To say that we live in challenging times would be something of an understatement. Dealing with the climate crisis, the aftermath of the Covid pandemic, geopolitical uncertainty and energy insecurity requires concerted, international action, not only by governments and institutions, but also by companies. And it was with this in mind that the UN’s Secretary-General António Guterres recently called for a reimagined social contract to address the world’s most pressing challenges. This is the basis for the UN Global Compact’s Transformational Governance initiative, of which the Enel Group is Patron. Our Group prides itself on its leadership role in the energy transition and we are convinced that multinationals like ours can also lead the way in bringing about change in terms of governance.
Sustainable Development Goals
In 2015 the United Nations member states adopted the 2030 Agenda for Sustainable Development. It brought together a series of previous commitments under one roof and set them out in 17 Sustainable Development Goals or SDGs, which cover everything from protecting the environment to promoting education and human rights and fighting inequality. SDG 16 is dedicated to “Peace, Justice and Strong Institutions.” The Global Compact believes that “this goal is the least understood by business but arguably the most consequential to business.” In actual fact, SDG 16 is one of the main reasons why the UN Global Compact is promoting Transformational Governance.
Traditionally, governance for a company meant making a profit (the “bottom line”) and keeping shareholders happy. Transformational Governance still entails making a profit, but this needs to coincide with the interests of other stakeholders, not only employees and customers, but also the communities where a company operates. Its performance is therefore measured in terms of its environmental and social impact, and investors and consumers are increasingly taking this into consideration when evaluating a company and its products. According to the CBI, the Confederation of British Industry, two thirds of investors now take ESG (Environmental, Social and Governance) factors into account when deciding where they want to put their money.

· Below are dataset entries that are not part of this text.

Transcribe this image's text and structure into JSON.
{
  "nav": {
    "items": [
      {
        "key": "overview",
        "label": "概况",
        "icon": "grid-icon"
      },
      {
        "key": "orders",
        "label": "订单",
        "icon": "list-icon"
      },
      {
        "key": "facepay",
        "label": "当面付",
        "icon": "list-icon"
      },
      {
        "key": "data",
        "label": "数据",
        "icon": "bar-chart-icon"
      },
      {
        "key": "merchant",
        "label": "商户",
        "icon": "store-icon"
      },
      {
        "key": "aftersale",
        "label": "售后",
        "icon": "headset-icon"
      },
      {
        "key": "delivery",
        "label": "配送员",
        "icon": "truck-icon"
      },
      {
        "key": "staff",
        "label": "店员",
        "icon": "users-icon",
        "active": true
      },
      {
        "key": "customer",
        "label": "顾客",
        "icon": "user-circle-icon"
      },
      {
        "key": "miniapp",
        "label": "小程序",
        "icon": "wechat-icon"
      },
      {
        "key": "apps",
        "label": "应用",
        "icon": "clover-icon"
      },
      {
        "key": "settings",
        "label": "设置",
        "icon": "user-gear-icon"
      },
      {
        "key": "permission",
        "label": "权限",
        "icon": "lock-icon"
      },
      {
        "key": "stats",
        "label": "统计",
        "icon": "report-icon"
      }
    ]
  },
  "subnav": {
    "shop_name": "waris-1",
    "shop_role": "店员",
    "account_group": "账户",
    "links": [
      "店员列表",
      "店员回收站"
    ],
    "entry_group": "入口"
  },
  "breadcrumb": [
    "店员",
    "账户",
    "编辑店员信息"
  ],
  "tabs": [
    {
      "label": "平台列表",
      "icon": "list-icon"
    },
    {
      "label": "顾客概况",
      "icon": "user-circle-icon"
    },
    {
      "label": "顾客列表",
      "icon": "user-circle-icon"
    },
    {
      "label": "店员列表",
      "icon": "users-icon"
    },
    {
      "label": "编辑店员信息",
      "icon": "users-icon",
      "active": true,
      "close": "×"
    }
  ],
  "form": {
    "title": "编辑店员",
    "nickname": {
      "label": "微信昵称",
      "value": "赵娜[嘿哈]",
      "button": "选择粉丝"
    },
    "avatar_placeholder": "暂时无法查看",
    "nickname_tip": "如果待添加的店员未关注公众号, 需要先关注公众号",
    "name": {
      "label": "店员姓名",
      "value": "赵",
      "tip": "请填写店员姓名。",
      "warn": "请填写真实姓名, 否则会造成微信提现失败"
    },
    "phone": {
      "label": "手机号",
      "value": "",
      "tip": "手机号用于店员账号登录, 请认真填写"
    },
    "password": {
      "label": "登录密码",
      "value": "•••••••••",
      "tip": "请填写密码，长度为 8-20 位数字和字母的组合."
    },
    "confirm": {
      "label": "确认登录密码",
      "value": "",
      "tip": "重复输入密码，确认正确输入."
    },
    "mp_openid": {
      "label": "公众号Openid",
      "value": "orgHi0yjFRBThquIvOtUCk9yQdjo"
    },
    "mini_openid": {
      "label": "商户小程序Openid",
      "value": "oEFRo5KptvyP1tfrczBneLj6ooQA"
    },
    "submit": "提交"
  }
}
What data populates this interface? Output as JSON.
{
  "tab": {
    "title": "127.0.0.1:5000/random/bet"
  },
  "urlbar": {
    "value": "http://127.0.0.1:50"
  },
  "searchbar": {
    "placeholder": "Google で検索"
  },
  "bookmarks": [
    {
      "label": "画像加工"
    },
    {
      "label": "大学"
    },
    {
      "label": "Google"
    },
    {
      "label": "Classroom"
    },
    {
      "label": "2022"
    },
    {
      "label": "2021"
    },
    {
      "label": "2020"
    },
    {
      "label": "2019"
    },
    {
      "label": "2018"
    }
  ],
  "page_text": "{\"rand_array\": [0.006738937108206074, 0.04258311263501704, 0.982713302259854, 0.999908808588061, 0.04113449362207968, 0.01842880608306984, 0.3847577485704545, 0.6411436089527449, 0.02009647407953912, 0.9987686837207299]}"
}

The UN Global Compact defines Transformational Governance as “an approach, and not a legal concept, that businesses can use to become more responsible, ethical, inclusive and transparent, for the purpose of promoting responsible corporate behavior, improving ESG performance.” I would add that detailed information is essential. It’s too easy for a company to simply declare its intention to reach noble environmental and social goals, but without a transparent process for verifying what tangible measures it is implementing, there is a serious risk of greenwashing or what I like to call “social washing.” By establishing governance measures that oblige a company to take into account the interests of the relevant stakeholders and by creating a system of KPIs to monitor the results, not only can you see how your company is performing, but you can also show the impact of your sustainable strategy. We also believe that, as Chief Legal Officers, we can do a lot in this respect. We are like a trade union: not only do we know the rules, but also how the rules must be set in order for them to work. Indeed, we believe that lawyers need to start using a creative and innovative process in establishing rules and standardizing best practices. Countries can, of course, pass all the laws they want, but multinationals work in many countries, including those where there isn’t sufficient legislation regarding ESG principles. And so, we would argue that, if lawyers do their job properly, then they can be an asset not only to their companies and their investors, but also to the sustainability of the planet and the people who live on it, both now and in the future.
Asking the right questions
Last month we had the privilege of organizing the “esGovernance” conference in Rome. The distinguished selection of guest speakers included the UN Global Compact’s Michelle Breslauer, who shared the view that multinationals can promote Transformational Governance, as they have “a broad and active footprint” and an influence on governments. She added that “Enel’s leadership and support of this initiative will help inspire companies around the world to meet these challenges and work towards sustainable solutions.” John Armour, Professor of Law and Finance at Oxford University, pointed out the multinationals have already played a successful role in anti-corruption efforts. They have been instrumental in exporting good governance. In the case of laws in the US, the UK and the EU, “multinationals can act as channels through which those standards are then applied around the world.” Marco Becht, Professor of Finance at the Université Libre de Bruxelles, was asked “How can corporate governance be reformed to achieve SDG 16?” For us, his answer summed up what Transformational Governance is all about: “Well, you can apply one simple rule of responsible business, by asking yourself, ‘Am I doing any harm in the pursuit of business or power?’ And if the answer is ‘Yes,’ then you might want to rethink your business or governance model, and if the answer is ‘No,’ that’s already very good, and if you can conclude, ‘I’m actually doing something good,’ then you’re working for the right company!”